TASK OBJECTIVE. From the records below, copy the lines that include "title".

DATA FOR REVIEW.
* * *

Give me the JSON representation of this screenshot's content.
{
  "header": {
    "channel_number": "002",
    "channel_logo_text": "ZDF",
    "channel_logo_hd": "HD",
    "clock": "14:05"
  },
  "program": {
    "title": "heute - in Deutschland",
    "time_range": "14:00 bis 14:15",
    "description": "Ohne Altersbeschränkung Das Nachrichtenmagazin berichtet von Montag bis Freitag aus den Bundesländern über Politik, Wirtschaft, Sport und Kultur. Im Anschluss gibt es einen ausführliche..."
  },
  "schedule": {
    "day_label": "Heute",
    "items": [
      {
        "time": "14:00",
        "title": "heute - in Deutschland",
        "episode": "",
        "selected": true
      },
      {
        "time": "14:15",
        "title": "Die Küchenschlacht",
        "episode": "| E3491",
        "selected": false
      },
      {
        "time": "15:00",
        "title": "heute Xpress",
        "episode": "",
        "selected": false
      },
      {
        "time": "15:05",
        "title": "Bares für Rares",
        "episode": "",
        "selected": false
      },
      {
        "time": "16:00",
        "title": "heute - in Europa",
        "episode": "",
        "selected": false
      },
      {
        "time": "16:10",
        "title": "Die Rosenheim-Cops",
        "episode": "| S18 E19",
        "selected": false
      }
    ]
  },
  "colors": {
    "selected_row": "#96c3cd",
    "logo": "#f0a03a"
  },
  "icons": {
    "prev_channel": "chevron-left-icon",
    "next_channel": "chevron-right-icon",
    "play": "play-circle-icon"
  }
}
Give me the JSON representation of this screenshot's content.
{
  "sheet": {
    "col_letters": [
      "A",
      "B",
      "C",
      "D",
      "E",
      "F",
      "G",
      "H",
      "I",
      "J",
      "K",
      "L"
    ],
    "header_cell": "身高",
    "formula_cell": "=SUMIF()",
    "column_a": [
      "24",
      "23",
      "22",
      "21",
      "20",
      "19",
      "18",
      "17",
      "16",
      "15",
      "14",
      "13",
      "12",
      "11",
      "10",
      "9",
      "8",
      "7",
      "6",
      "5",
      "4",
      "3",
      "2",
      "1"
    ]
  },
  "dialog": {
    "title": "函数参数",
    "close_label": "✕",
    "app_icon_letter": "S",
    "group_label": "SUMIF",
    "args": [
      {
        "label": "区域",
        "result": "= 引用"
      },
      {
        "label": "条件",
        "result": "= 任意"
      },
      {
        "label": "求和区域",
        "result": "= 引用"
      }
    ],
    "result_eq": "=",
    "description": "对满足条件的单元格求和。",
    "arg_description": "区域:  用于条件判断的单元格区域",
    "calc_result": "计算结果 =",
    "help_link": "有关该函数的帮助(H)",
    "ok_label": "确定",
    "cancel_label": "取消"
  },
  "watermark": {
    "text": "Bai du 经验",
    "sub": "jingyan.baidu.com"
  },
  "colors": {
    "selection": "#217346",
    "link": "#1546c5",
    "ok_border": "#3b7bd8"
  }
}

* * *

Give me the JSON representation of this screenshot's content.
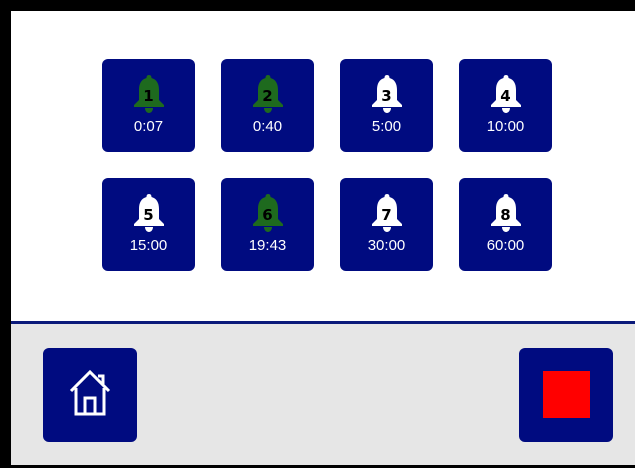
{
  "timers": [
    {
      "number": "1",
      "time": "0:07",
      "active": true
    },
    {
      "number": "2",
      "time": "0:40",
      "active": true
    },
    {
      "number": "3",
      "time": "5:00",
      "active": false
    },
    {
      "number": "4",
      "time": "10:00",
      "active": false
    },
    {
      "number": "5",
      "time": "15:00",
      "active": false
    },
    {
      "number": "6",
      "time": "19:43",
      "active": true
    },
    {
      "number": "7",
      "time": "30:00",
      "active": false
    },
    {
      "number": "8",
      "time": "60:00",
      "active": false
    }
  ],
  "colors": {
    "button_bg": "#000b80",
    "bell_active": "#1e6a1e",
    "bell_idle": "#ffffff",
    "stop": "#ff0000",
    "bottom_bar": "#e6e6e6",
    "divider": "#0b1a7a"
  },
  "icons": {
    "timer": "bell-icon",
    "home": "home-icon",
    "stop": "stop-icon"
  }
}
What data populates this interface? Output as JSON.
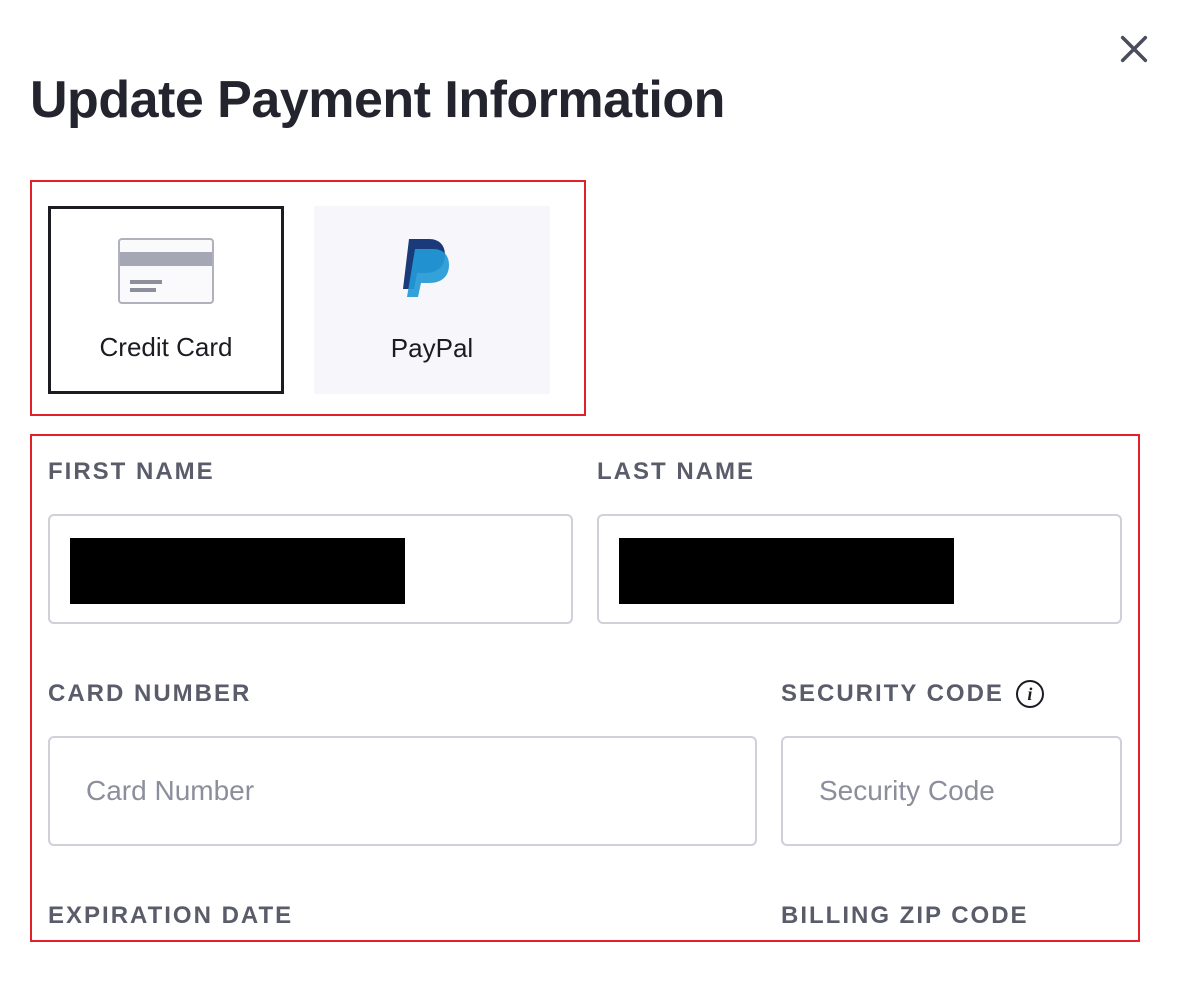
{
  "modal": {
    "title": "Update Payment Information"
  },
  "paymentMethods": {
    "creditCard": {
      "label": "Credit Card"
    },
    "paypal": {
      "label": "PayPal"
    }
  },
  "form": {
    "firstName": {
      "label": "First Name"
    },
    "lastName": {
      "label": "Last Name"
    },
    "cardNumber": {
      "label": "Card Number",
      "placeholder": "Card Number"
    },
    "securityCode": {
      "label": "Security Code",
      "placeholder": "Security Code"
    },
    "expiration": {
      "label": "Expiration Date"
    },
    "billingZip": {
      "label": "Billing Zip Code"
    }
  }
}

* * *

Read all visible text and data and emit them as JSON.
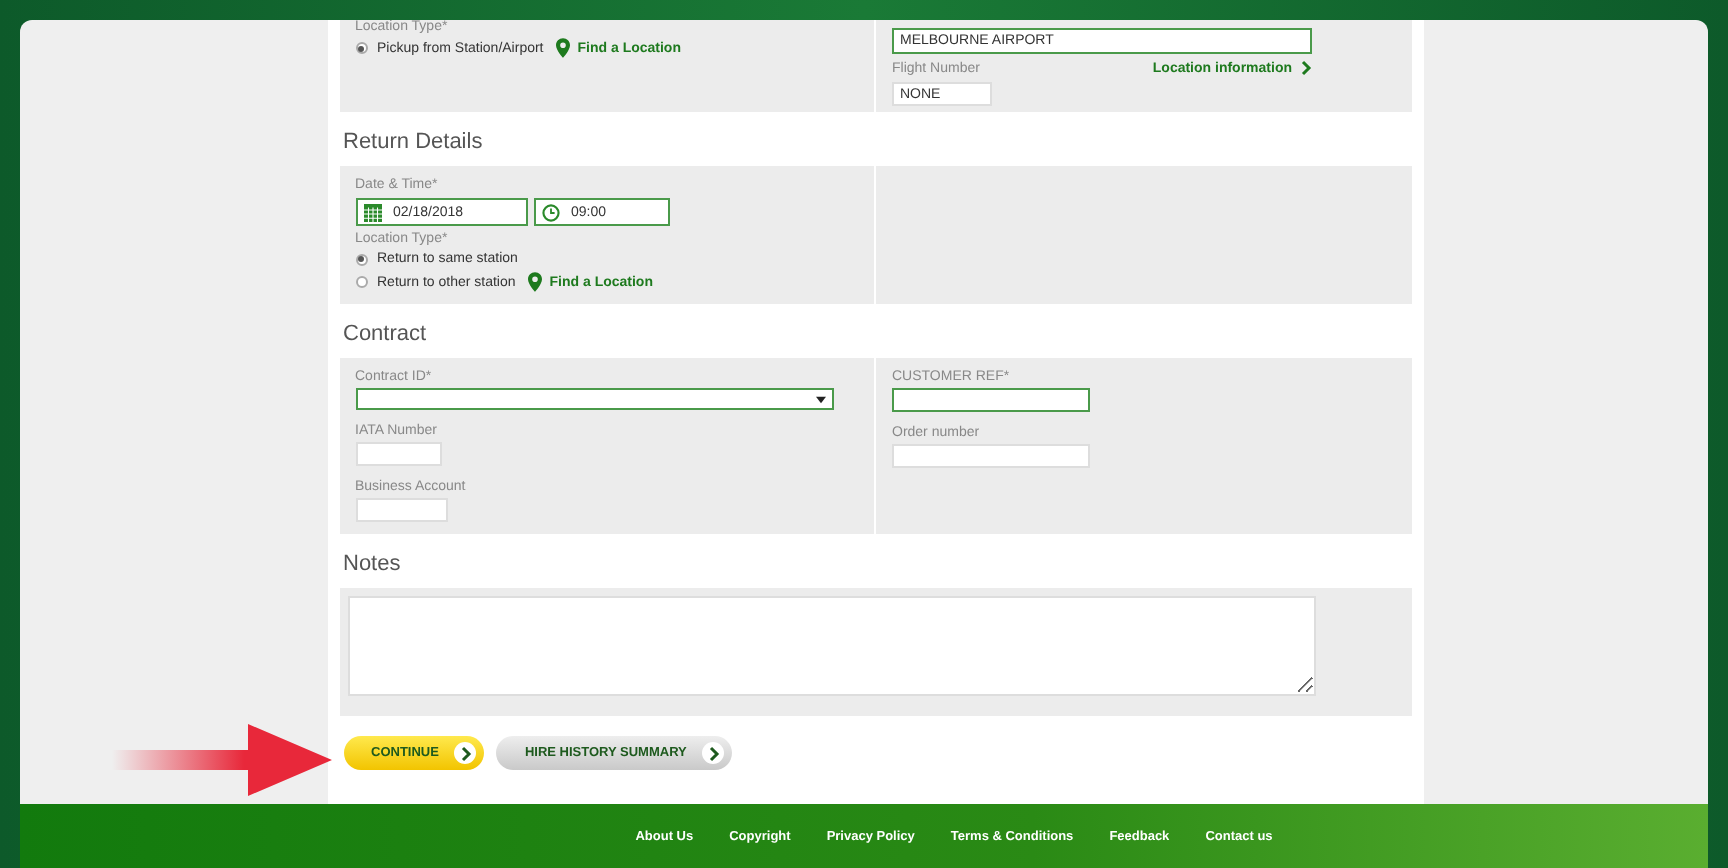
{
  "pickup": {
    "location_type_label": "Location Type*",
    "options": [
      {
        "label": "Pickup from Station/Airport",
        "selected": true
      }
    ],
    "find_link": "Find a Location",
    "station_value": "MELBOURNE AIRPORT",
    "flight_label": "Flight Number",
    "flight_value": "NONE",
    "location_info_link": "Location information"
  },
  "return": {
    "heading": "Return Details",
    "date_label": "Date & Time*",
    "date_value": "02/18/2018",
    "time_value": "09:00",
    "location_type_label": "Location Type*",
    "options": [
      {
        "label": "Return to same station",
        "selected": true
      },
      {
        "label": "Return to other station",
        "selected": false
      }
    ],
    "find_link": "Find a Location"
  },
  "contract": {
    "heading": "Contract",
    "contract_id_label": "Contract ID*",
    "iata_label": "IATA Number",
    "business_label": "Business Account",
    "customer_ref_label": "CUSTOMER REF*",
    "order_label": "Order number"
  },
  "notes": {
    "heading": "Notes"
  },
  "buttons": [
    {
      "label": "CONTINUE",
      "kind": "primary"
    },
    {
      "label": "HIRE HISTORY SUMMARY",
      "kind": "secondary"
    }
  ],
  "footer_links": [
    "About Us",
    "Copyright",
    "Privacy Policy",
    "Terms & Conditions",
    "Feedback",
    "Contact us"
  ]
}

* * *

COMPLETED EXERCISE.
    "title": "heute - in Deutschland",
        "title": "heute - in Deutschland",
        "title": "Die Küchenschlacht",
        "title": "heute Xpress",
        "title": "Bares für Rares",
        "title": "heute - in Europa",
        "title": "Die Rosenheim-Cops",
    "title": "函数参数",
    "title": "Update Payment Information"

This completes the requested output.